::: MATERIAL PROVIDED

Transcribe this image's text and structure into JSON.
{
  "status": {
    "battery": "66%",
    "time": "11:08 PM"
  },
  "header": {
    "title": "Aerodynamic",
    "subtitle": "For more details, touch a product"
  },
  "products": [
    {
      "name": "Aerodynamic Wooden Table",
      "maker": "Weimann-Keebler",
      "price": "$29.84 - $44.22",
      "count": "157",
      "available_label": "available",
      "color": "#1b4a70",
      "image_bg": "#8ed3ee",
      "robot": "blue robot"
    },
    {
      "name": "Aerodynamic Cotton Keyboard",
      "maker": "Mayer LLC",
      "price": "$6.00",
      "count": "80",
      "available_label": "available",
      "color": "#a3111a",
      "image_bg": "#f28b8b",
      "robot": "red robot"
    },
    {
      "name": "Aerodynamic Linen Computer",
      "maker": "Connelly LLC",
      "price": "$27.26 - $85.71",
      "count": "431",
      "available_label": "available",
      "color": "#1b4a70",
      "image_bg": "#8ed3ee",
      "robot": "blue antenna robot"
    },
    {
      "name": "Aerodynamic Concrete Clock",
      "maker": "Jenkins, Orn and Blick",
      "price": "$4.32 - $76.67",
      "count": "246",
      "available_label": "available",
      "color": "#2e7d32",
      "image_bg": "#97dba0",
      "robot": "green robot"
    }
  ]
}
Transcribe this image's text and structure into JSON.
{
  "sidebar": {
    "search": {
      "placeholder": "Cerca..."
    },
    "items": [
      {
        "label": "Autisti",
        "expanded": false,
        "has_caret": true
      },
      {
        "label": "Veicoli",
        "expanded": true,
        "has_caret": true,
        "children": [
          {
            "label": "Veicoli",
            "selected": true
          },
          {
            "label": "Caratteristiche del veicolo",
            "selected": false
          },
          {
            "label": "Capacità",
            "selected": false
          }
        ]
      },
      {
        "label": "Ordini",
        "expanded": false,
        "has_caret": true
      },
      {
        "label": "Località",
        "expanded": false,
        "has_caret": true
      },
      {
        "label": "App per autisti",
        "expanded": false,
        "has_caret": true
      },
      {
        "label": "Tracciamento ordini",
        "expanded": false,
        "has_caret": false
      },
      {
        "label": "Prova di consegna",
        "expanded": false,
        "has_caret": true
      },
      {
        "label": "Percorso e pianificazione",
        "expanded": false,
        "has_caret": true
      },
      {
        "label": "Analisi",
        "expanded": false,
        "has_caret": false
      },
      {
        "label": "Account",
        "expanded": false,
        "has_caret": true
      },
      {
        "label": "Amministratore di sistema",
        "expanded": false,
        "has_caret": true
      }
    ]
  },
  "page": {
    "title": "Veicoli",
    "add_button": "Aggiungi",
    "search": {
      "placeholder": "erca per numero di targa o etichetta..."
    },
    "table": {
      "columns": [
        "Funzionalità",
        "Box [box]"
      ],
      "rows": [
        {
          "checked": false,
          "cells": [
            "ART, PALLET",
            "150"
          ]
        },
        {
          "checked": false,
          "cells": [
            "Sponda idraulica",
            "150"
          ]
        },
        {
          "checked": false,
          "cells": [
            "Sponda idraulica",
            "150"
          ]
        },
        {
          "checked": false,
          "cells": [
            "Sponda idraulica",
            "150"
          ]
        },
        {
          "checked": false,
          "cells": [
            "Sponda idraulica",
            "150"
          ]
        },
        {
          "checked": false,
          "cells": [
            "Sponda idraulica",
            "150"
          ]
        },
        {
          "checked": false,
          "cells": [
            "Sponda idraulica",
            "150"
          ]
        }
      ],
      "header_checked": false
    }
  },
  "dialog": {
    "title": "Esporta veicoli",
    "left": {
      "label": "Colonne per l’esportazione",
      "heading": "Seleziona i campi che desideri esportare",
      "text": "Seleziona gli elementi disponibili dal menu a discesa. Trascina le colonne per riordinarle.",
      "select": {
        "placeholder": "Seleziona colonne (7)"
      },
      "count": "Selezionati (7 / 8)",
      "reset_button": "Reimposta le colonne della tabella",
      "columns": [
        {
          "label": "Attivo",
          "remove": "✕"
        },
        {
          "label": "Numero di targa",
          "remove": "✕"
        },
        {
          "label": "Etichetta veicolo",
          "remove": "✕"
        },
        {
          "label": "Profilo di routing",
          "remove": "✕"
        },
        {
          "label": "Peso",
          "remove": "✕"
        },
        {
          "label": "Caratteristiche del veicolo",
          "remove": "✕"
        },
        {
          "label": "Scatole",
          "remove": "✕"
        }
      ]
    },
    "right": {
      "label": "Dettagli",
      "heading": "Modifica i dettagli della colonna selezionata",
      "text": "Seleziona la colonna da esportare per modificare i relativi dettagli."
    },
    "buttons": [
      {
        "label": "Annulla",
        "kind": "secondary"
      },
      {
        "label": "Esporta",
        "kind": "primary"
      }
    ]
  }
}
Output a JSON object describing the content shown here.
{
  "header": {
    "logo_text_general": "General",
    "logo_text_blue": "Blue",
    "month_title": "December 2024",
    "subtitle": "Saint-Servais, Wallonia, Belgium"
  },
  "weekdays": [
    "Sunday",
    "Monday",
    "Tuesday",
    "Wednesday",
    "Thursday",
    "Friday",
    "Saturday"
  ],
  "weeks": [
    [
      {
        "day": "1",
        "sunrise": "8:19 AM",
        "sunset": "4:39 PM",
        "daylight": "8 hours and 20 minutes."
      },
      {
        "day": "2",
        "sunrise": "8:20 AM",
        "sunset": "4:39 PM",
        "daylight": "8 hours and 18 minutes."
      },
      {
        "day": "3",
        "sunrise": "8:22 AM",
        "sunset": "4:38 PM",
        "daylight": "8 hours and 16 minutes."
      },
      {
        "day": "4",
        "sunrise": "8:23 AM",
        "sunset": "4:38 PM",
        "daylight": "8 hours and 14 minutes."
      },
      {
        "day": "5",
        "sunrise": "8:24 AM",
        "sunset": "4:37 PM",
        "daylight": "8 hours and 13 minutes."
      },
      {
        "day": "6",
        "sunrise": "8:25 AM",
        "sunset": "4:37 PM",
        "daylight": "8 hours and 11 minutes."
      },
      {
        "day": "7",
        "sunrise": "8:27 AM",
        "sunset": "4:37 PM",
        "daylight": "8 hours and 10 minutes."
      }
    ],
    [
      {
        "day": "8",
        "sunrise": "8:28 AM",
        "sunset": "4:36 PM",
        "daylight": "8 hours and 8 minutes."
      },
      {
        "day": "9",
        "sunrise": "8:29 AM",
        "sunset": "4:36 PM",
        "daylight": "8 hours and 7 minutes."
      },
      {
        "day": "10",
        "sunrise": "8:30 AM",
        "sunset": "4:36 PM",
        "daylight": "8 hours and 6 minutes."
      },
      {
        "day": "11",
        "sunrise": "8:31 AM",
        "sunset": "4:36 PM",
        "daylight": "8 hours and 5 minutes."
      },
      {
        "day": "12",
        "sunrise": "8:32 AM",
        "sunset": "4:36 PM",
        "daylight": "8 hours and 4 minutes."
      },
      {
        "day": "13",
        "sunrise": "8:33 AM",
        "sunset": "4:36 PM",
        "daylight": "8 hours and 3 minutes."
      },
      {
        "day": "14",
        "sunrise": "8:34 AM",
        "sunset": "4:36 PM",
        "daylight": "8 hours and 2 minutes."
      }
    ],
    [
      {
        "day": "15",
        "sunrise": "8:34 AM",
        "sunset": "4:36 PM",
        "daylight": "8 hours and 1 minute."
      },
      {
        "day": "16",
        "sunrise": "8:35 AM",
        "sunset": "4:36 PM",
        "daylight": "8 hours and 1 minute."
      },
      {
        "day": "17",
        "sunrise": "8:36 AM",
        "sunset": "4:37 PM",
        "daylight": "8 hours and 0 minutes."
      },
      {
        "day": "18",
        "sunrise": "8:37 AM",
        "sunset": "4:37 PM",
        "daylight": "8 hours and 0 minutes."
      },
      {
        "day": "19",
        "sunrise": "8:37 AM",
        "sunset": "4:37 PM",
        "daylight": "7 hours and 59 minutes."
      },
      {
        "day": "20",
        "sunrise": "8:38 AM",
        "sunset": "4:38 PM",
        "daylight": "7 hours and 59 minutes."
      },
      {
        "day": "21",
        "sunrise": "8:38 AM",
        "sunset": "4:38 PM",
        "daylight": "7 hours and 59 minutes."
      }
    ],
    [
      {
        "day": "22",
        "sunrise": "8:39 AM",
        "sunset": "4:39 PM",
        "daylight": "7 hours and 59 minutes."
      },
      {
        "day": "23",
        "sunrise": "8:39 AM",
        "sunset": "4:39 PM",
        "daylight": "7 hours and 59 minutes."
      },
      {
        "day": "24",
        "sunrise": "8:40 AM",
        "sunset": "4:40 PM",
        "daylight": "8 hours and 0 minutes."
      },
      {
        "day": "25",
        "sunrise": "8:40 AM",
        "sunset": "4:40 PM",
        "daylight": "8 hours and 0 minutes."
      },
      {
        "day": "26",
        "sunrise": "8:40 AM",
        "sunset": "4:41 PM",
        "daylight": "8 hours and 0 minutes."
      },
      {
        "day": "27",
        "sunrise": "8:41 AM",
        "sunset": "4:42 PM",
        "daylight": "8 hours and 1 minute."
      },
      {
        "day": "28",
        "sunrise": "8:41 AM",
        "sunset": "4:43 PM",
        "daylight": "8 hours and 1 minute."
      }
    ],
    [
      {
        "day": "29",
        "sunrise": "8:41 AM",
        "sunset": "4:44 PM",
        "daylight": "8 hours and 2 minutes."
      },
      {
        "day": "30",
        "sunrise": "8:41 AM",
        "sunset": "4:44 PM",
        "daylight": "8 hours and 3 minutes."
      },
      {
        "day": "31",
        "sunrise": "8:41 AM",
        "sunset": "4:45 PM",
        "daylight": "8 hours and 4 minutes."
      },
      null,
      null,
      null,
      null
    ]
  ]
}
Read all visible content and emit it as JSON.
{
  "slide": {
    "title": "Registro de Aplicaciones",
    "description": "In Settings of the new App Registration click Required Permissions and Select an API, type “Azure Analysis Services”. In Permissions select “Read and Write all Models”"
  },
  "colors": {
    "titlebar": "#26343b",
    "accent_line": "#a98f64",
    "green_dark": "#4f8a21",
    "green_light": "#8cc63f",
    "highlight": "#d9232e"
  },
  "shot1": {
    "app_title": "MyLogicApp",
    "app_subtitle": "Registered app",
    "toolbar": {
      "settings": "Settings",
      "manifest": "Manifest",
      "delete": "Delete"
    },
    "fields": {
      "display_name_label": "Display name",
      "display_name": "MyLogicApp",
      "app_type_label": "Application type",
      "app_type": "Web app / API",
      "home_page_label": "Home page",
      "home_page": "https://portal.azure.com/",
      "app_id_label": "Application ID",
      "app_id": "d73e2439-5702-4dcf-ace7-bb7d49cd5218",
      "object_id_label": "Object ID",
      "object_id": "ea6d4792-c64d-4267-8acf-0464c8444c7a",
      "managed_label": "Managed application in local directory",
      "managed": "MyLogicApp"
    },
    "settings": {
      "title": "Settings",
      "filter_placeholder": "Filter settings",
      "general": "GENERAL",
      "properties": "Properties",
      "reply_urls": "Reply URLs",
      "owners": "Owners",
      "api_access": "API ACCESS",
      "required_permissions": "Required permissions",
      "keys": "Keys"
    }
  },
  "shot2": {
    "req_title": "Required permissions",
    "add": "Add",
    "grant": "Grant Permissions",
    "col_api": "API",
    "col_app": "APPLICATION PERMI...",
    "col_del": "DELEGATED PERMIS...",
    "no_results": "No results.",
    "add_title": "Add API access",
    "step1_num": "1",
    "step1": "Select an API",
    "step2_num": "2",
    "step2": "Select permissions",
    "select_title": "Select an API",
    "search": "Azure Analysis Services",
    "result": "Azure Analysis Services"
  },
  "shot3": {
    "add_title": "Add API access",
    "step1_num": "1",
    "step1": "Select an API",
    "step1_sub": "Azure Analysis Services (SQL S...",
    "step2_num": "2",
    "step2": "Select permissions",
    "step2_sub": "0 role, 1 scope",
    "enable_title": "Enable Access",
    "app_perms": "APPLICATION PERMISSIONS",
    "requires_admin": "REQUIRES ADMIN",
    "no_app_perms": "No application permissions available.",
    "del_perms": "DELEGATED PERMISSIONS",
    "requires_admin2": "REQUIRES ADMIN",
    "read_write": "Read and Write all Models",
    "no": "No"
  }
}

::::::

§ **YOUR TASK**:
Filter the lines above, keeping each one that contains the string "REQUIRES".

§ **TASK SOLUTION**:
    "requires_admin": "REQUIRES ADMIN",
    "requires_admin2": "REQUIRES ADMIN",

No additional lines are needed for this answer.